They had been trying to have a baby for five years and had seen fertility doctors without success. They made the exciting announcement to their families on Christmas Day.
The baby, a boy, was due in May. They plan to name him Wyatt.
Then in January they learned IAC was closing.
"I was disgusted and shocked," Rebecca LeClair said. "There was no warning; I was blindsided."
At first, they feared they would lose the chance to adopt Wyatt. But the birth mother was willing to continue and the LeClairs have retained an attorney to finalize the adoption.
Even so, they will now pay extra to hire a social worker to update their home study, and also for post placement visits and counseling for the expectant mother.
Those should have been covered in the $14,000 they already paid. Rebecca LeClair estimates it will cost her and her husband another $8,000.
"If we weren't matched, we would be done," she said. "We wouldn't go through what we went through again."
Back in Riverview, Bruce and Heather Davis plan to find another adoption agency and keep trying.
They have plenty of room in the four-bedroom home they share with Rocky and Rambo, their Yorkshire terriers.
Along with a crib, they already have a diaper changing station donated to them by a friend. Decals of Winnie-the-Pooh, Tigger and Eeyore hang on the wall painted teal so it is suitable for a boy or a girl.
"I want to watch my kid ride his bike; I want to go to birthday parties and actually have a kid to go to it," Heather Davis said. "To know that you can provide love for somebody, biological or adopted, is just an amazing feeling."

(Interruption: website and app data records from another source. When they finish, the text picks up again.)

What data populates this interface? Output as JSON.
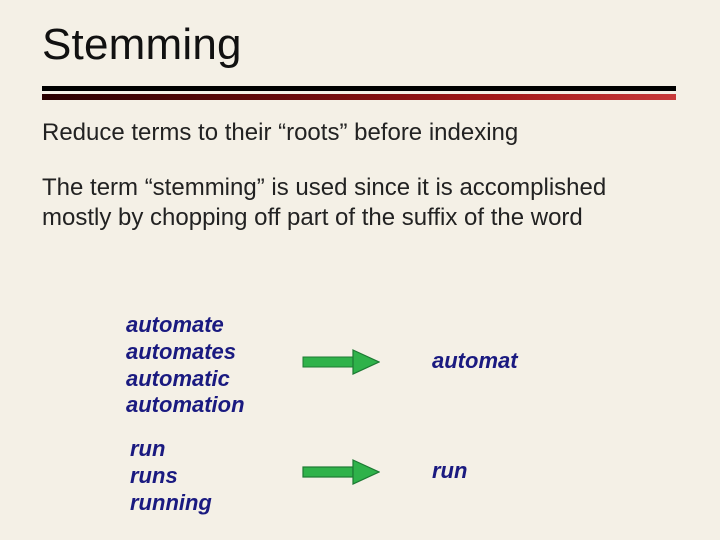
{
  "title": "Stemming",
  "paragraph1": "Reduce terms to their “roots” before indexing",
  "paragraph2": "The term “stemming” is used since it is accomplished mostly by chopping off part of the suffix of the word",
  "examples": [
    {
      "inputs": [
        "automate",
        "automates",
        "automatic",
        "automation"
      ],
      "output": "automat"
    },
    {
      "inputs": [
        "run",
        "runs",
        "running"
      ],
      "output": "run"
    }
  ],
  "colors": {
    "emphasis": "#1a1a80",
    "arrow_fill": "#2fb24a",
    "arrow_stroke": "#1d7a33"
  }
}
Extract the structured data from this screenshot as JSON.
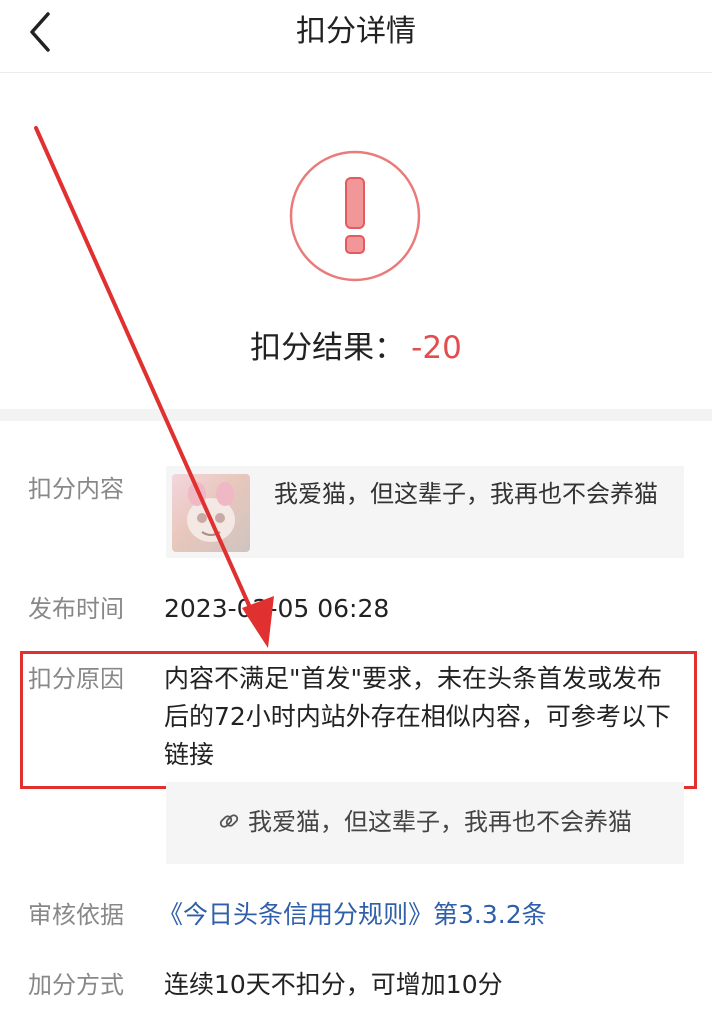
{
  "header": {
    "title": "扣分详情",
    "back_icon": "chevron-left-icon"
  },
  "result": {
    "label": "扣分结果：",
    "value": "-20",
    "icon": "exclamation-circle-icon",
    "accent": "#e34d4d"
  },
  "details": {
    "content_label": "扣分内容",
    "content_text": "我爱猫，但这辈子，我再也不会养猫",
    "publish_label": "发布时间",
    "publish_time": "2023-02-05 06:28",
    "reason_label": "扣分原因",
    "reason_text": "内容不满足\"首发\"要求，未在头条首发或发布后的72小时内站外存在相似内容，可参考以下链接",
    "link_text": "我爱猫，但这辈子，我再也不会养猫",
    "link_icon": "link-icon",
    "basis_label": "审核依据",
    "basis_text": "《今日头条信用分规则》第3.3.2条",
    "bonus_label": "加分方式",
    "bonus_text": "连续10天不扣分，可增加10分"
  },
  "annotation": {
    "color": "#e03030"
  }
}
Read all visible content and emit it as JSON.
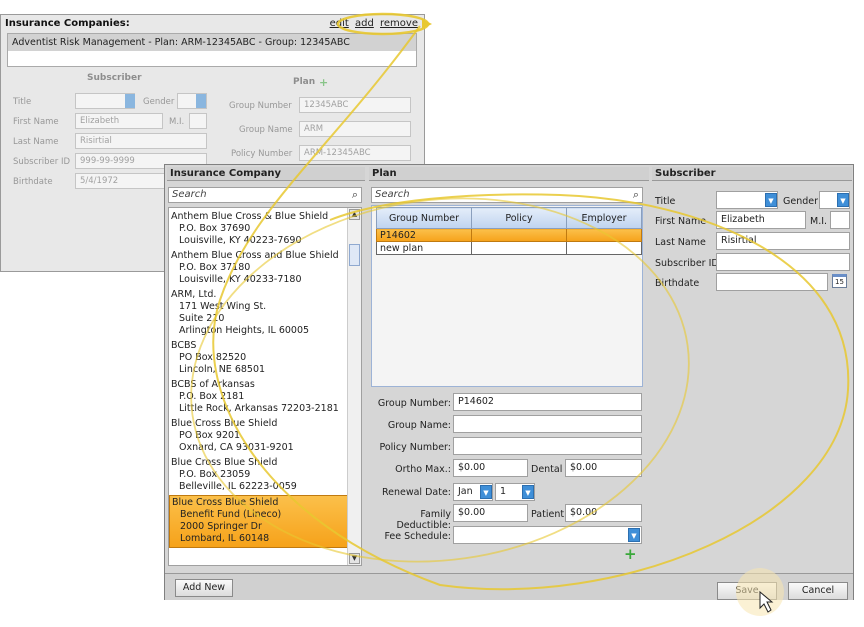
{
  "background_window": {
    "insurance_title": "Insurance Companies:",
    "links": {
      "edit": "edit",
      "add": "add",
      "remove": "remove"
    },
    "selected_plan_row": "Adventist Risk Management - Plan: ARM-12345ABC - Group: 12345ABC",
    "subscriber": {
      "heading": "Subscriber",
      "title_label": "Title",
      "gender_label": "Gender",
      "first_name_label": "First Name",
      "first_name_value": "Elizabeth",
      "mi_label": "M.I.",
      "last_name_label": "Last Name",
      "last_name_value": "Risirtial",
      "subscriber_id_label": "Subscriber ID",
      "subscriber_id_value": "999-99-9999",
      "birthdate_label": "Birthdate",
      "birthdate_value": "5/4/1972"
    },
    "plan": {
      "heading": "Plan",
      "group_number_label": "Group Number",
      "group_number_value": "12345ABC",
      "group_name_label": "Group Name",
      "group_name_value": "ARM",
      "policy_number_label": "Policy Number",
      "policy_number_value": "ARM-12345ABC"
    }
  },
  "dialog": {
    "insurance_company": {
      "heading": "Insurance Company",
      "search_placeholder": "Search",
      "companies": [
        {
          "name": "Anthem Blue Cross & Blue Shield",
          "lines": [
            "P.O. Box 37690",
            "Louisville, KY 40223-7690"
          ]
        },
        {
          "name": "Anthem Blue Cross and Blue Shield",
          "lines": [
            "P.O. Box 37180",
            "Louisville, KY 40233-7180"
          ]
        },
        {
          "name": "ARM, Ltd.",
          "lines": [
            "171 West Wing St.",
            "Suite 210",
            "Arlington Heights, IL 60005"
          ]
        },
        {
          "name": "BCBS",
          "lines": [
            "PO Box 82520",
            "Lincoln, NE 68501"
          ]
        },
        {
          "name": "BCBS of Arkansas",
          "lines": [
            "P.O. Box 2181",
            "Little Rock, Arkansas 72203-2181"
          ]
        },
        {
          "name": "Blue Cross Blue Shield",
          "lines": [
            "PO Box 9201",
            "Oxnard, CA 93031-9201"
          ]
        },
        {
          "name": "Blue Cross Blue Shield",
          "lines": [
            "P.O. Box 23059",
            "Belleville, IL 62223-0059"
          ]
        },
        {
          "name": "Blue Cross Blue Shield",
          "lines": [
            "Benefit Fund (Lineco)",
            "2000 Springer Dr",
            "Lombard, IL 60148"
          ],
          "selected": true
        }
      ],
      "add_new_label": "Add New"
    },
    "plan": {
      "heading": "Plan",
      "search_placeholder": "Search",
      "columns": [
        "Group Number",
        "Policy",
        "Employer"
      ],
      "rows": [
        {
          "cells": [
            "P14602",
            "",
            ""
          ],
          "selected": true
        },
        {
          "cells": [
            "new plan",
            "",
            ""
          ],
          "selected": false
        }
      ],
      "group_number_label": "Group Number:",
      "group_number_value": "P14602",
      "group_name_label": "Group Name:",
      "group_name_value": "",
      "policy_number_label": "Policy Number:",
      "policy_number_value": "",
      "ortho_max_label": "Ortho Max.:",
      "ortho_max_value": "$0.00",
      "dental_label": "Dental",
      "dental_value": "$0.00",
      "renewal_date_label": "Renewal Date:",
      "renewal_month": "Jan",
      "renewal_day": "1",
      "family_deductible_label": "Family Deductible:",
      "family_deductible_value": "$0.00",
      "patient_label": "Patient",
      "patient_value": "$0.00",
      "fee_schedule_label": "Fee Schedule:",
      "fee_schedule_value": ""
    },
    "subscriber": {
      "heading": "Subscriber",
      "title_label": "Title",
      "title_value": "",
      "gender_label": "Gender",
      "gender_value": "",
      "first_name_label": "First Name",
      "first_name_value": "Elizabeth",
      "mi_label": "M.I.",
      "mi_value": "",
      "last_name_label": "Last Name",
      "last_name_value": "Risirtial",
      "subscriber_id_label": "Subscriber ID.",
      "subscriber_id_value": "",
      "birthdate_label": "Birthdate",
      "birthdate_value": "",
      "calendar_day": "15"
    },
    "buttons": {
      "save": "Save",
      "cancel": "Cancel"
    }
  },
  "colors": {
    "highlight_orange": "#f6a21a",
    "annotation_yellow": "#e8c830",
    "dropdown_blue": "#3f8fd8",
    "add_green": "#3aa83a"
  }
}
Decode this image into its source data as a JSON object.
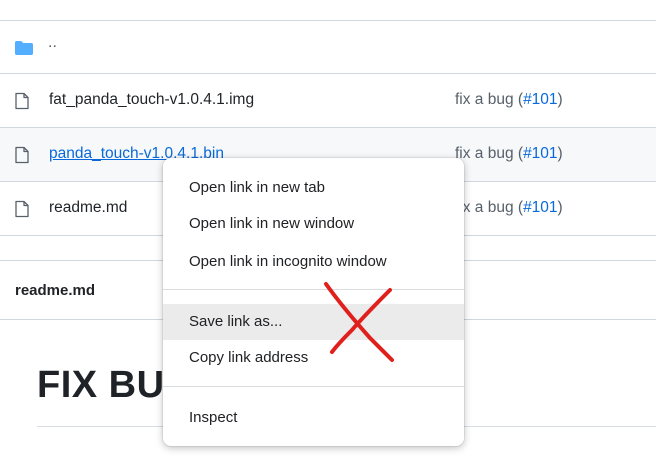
{
  "file_list": {
    "parent_dir": "..",
    "rows": [
      {
        "name": "fat_panda_touch-v1.0.4.1.img",
        "commit_text": "fix a bug (",
        "issue": "#101",
        "commit_close": ")"
      },
      {
        "name": "panda_touch-v1.0.4.1.bin",
        "commit_text": "fix a bug (",
        "issue": "#101",
        "commit_close": ")"
      },
      {
        "name": "readme.md",
        "commit_text": "fix a bug (",
        "issue": "#101",
        "commit_close": ")"
      }
    ]
  },
  "readme": {
    "title": "readme.md",
    "heading": "FIX BU"
  },
  "context_menu": {
    "items": [
      {
        "label": "Open link in new tab"
      },
      {
        "label": "Open link in new window"
      },
      {
        "label": "Open link in incognito window"
      },
      {
        "label": "Save link as..."
      },
      {
        "label": "Copy link address"
      },
      {
        "label": "Inspect"
      }
    ]
  },
  "colors": {
    "link": "#0969da",
    "folder": "#54aeff",
    "annotation": "#e0201c"
  }
}
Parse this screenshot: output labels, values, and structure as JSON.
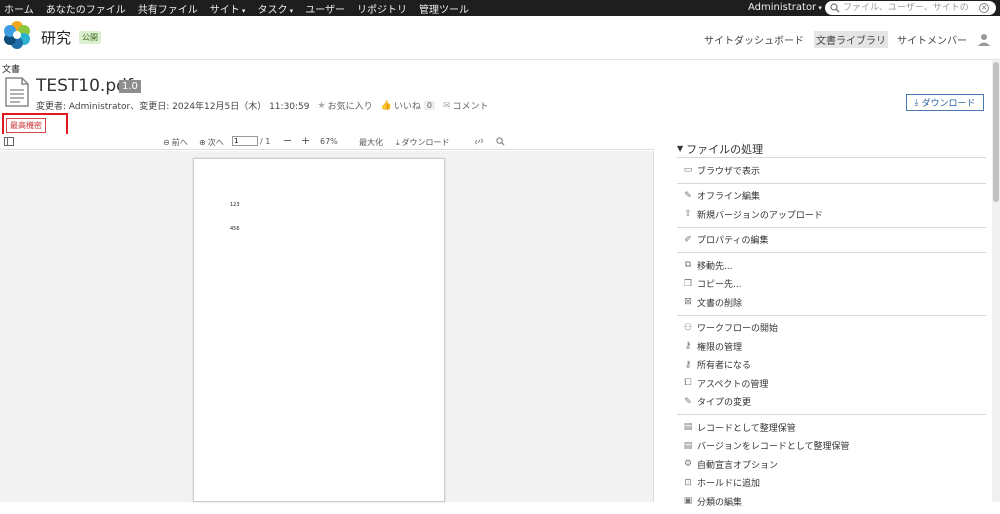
{
  "topnav": {
    "items": [
      "ホーム",
      "あなたのファイル",
      "共有ファイル",
      "サイト",
      "タスク",
      "ユーザー",
      "リポジトリ",
      "管理ツール"
    ],
    "user": "Administrator",
    "search_placeholder": "ファイル、ユーザー、サイトの"
  },
  "site": {
    "title": "研究",
    "badge": "公開",
    "nav": [
      "サイトダッシュボード",
      "文書ライブラリ",
      "サイトメンバー"
    ]
  },
  "document": {
    "breadcrumb": "文書",
    "title": "TEST10.pdf",
    "version": "1.0",
    "modified": "変更者: Administrator、変更日: 2024年12月5日（木）  11:30:59",
    "favorite": "お気に入り",
    "like": "いいね",
    "like_count": "0",
    "comment": "コメント",
    "download": "ダウンロード",
    "classification": "最高機密"
  },
  "viewer": {
    "prev": "前へ",
    "next": "次へ",
    "page_value": "1",
    "page_total": "/ 1",
    "zoom": "67%",
    "maximize": "最大化",
    "download": "ダウンロード",
    "page_lines": [
      "123",
      "456"
    ]
  },
  "actions": {
    "title": "ファイルの処理",
    "groups": [
      [
        "ブラウザで表示"
      ],
      [
        "オフライン編集",
        "新規バージョンのアップロード"
      ],
      [
        "プロパティの編集"
      ],
      [
        "移動先...",
        "コピー先...",
        "文書の削除"
      ],
      [
        "ワークフローの開始",
        "権限の管理",
        "所有者になる",
        "アスペクトの管理",
        "タイプの変更"
      ],
      [
        "レコードとして整理保管",
        "バージョンをレコードとして整理保管",
        "自動宣言オプション",
        "ホールドに追加",
        "分類の編集"
      ]
    ]
  },
  "colors": {
    "topbar": "#1e1e1e",
    "accent": "#2d62a0",
    "classification_border": "#e0191f"
  }
}
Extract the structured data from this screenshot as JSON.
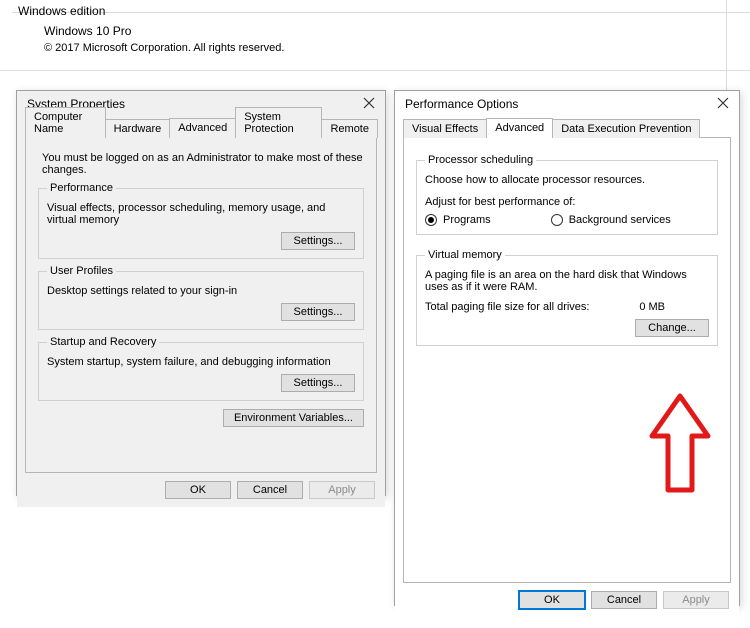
{
  "background": {
    "section_label": "Windows edition",
    "edition": "Windows 10 Pro",
    "copyright": "© 2017 Microsoft Corporation. All rights reserved."
  },
  "sys_dialog": {
    "title": "System Properties",
    "tabs": [
      "Computer Name",
      "Hardware",
      "Advanced",
      "System Protection",
      "Remote"
    ],
    "active_tab": "Advanced",
    "note": "You must be logged on as an Administrator to make most of these changes.",
    "groups": {
      "performance": {
        "legend": "Performance",
        "desc": "Visual effects, processor scheduling, memory usage, and virtual memory",
        "button": "Settings..."
      },
      "user_profiles": {
        "legend": "User Profiles",
        "desc": "Desktop settings related to your sign-in",
        "button": "Settings..."
      },
      "startup": {
        "legend": "Startup and Recovery",
        "desc": "System startup, system failure, and debugging information",
        "button": "Settings..."
      }
    },
    "env_vars_button": "Environment Variables...",
    "footer": {
      "ok": "OK",
      "cancel": "Cancel",
      "apply": "Apply"
    }
  },
  "perf_dialog": {
    "title": "Performance Options",
    "tabs": [
      "Visual Effects",
      "Advanced",
      "Data Execution Prevention"
    ],
    "active_tab": "Advanced",
    "processor": {
      "legend": "Processor scheduling",
      "desc": "Choose how to allocate processor resources.",
      "adjust_label": "Adjust for best performance of:",
      "programs": "Programs",
      "background": "Background services"
    },
    "virtual_memory": {
      "legend": "Virtual memory",
      "desc": "A paging file is an area on the hard disk that Windows uses as if it were RAM.",
      "total_label": "Total paging file size for all drives:",
      "total_value": "0 MB",
      "change_button": "Change..."
    },
    "footer": {
      "ok": "OK",
      "cancel": "Cancel",
      "apply": "Apply"
    }
  }
}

Senior news researcher John Martin and news researcher Carolyn Edds contributed to this report. Contact Christopher O'Donnell at firstname.lastname@example.org or (813) 226-3446. Follow @codonnell_Times.